Your objective
Only the lines holding "JSON" are wanted. Copy every one from the records below.

The data
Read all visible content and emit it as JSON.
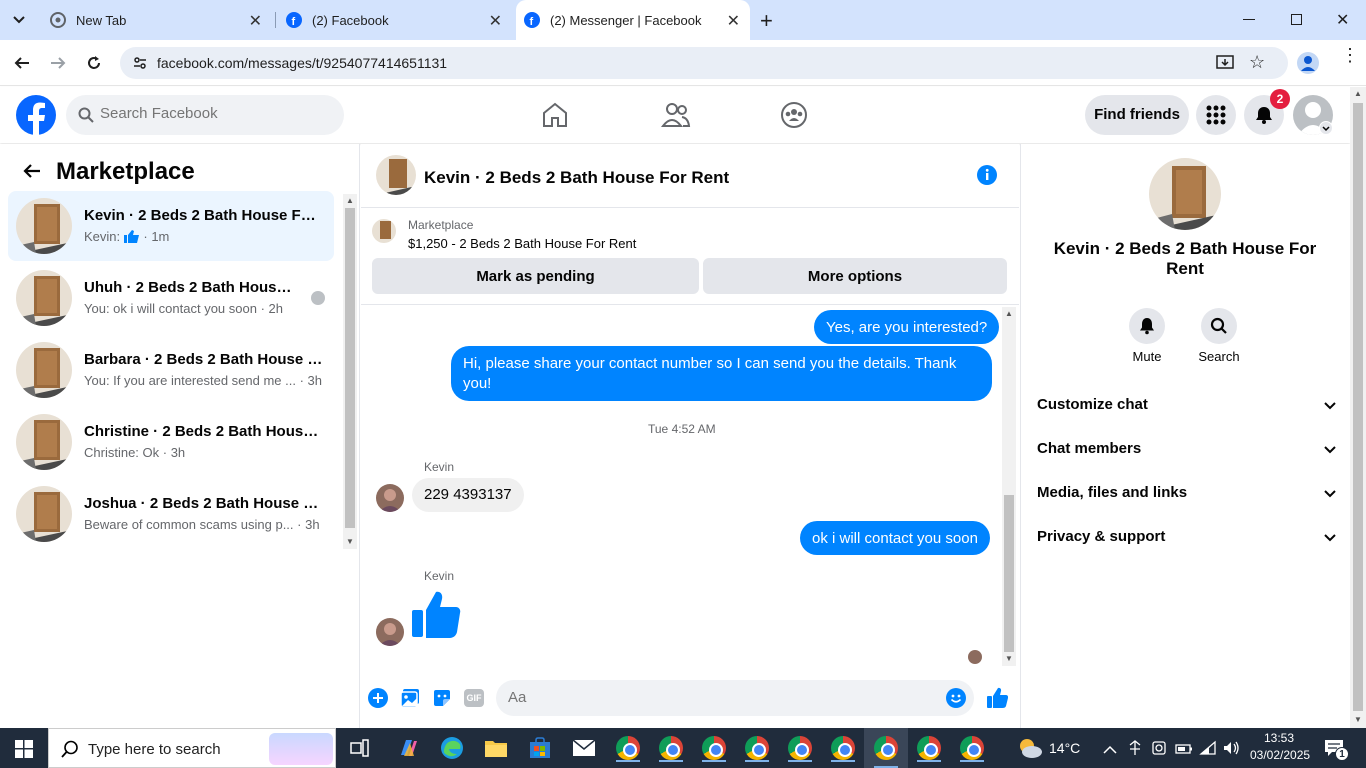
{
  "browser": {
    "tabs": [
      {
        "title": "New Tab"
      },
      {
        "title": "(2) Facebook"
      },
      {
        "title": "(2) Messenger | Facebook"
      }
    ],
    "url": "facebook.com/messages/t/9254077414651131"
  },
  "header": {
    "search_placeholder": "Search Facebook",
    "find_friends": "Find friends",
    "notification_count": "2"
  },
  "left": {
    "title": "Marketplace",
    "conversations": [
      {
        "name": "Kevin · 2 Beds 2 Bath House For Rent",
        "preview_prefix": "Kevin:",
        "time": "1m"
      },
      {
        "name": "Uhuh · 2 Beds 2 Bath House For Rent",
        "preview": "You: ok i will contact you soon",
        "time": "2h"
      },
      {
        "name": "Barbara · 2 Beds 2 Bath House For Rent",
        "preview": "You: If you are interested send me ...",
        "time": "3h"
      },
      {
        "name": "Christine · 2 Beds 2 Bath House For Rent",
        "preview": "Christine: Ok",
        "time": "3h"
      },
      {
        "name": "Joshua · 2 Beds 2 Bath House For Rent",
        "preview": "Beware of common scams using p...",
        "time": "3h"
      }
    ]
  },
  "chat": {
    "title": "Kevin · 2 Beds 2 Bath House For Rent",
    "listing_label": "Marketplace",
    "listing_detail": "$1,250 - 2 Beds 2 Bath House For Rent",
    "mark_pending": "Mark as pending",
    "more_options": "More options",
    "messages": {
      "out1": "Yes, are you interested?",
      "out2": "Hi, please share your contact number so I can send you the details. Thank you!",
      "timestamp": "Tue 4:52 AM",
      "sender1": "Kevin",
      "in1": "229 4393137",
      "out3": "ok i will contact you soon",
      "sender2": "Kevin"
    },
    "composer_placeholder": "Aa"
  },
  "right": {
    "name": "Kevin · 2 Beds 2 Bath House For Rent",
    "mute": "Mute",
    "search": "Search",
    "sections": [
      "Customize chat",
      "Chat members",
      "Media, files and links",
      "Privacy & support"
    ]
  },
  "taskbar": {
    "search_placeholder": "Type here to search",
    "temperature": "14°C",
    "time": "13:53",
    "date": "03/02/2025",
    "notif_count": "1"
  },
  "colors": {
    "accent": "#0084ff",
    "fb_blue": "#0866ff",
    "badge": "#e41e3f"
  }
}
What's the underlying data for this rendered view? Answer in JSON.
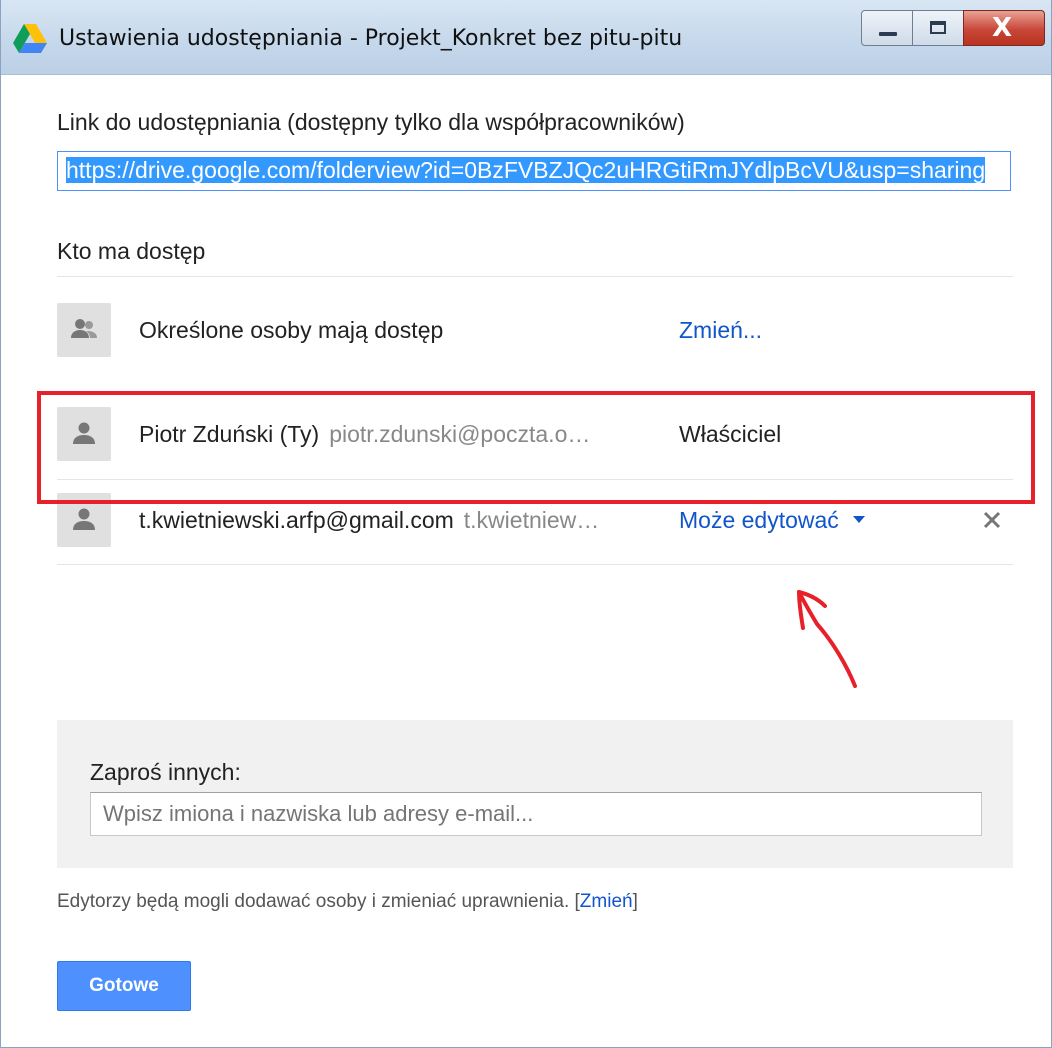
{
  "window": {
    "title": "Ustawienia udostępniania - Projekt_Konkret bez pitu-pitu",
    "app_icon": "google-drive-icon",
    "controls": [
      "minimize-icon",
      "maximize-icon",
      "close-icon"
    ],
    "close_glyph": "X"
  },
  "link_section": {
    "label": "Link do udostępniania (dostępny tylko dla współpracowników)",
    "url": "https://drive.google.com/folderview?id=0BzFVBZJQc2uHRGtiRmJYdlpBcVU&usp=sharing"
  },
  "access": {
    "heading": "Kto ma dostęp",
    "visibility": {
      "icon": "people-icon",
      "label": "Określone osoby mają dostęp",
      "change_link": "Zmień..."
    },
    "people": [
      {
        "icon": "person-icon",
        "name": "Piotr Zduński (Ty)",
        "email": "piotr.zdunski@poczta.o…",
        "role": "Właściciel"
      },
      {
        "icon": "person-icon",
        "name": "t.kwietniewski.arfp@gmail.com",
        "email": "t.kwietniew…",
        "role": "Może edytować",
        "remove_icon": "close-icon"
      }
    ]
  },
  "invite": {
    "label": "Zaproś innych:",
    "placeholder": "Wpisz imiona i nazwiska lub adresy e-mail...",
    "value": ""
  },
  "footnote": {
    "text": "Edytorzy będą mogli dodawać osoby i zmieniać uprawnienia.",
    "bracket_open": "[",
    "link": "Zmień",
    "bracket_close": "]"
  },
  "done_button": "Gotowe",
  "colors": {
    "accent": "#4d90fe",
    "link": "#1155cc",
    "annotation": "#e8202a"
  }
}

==

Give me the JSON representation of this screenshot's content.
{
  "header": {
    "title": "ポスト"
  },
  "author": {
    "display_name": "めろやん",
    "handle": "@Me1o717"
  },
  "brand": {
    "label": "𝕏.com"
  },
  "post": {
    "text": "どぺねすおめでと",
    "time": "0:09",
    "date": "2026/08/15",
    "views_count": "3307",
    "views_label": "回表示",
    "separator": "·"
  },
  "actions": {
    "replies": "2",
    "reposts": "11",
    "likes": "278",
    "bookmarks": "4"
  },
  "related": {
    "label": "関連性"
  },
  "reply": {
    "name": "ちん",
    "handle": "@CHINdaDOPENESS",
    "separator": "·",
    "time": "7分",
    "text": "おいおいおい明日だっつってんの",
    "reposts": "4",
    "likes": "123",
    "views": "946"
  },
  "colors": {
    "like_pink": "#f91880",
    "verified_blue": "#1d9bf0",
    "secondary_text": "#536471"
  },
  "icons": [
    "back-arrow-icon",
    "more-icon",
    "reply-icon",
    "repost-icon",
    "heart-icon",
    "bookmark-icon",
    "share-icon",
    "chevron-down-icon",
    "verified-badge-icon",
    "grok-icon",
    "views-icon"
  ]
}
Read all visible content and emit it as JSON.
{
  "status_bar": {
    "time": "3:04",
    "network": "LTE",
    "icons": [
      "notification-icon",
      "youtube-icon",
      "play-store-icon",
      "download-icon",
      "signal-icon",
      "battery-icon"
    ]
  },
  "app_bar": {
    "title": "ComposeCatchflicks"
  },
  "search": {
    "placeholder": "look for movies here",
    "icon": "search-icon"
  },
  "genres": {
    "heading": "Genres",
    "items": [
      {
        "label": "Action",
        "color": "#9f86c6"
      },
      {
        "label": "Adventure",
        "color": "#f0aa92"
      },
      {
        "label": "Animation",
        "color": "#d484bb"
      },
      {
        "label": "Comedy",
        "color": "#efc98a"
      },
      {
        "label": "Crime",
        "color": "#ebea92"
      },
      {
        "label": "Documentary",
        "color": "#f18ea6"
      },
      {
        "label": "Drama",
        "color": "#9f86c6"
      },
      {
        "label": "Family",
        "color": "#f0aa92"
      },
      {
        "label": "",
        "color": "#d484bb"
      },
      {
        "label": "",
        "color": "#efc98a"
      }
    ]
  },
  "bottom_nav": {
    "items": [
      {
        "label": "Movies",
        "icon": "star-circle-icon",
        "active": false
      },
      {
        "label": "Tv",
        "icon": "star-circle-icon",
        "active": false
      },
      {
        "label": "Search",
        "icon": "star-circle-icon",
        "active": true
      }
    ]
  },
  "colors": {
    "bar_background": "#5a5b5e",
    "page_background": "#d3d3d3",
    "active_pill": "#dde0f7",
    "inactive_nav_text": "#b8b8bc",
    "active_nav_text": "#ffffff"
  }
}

Answer space
Read all visible content and emit it as JSON.
What's the underlying data for this rendered view? Answer in JSON.
Give me the JSON representation of this screenshot's content.
Read all visible content and emit it as JSON.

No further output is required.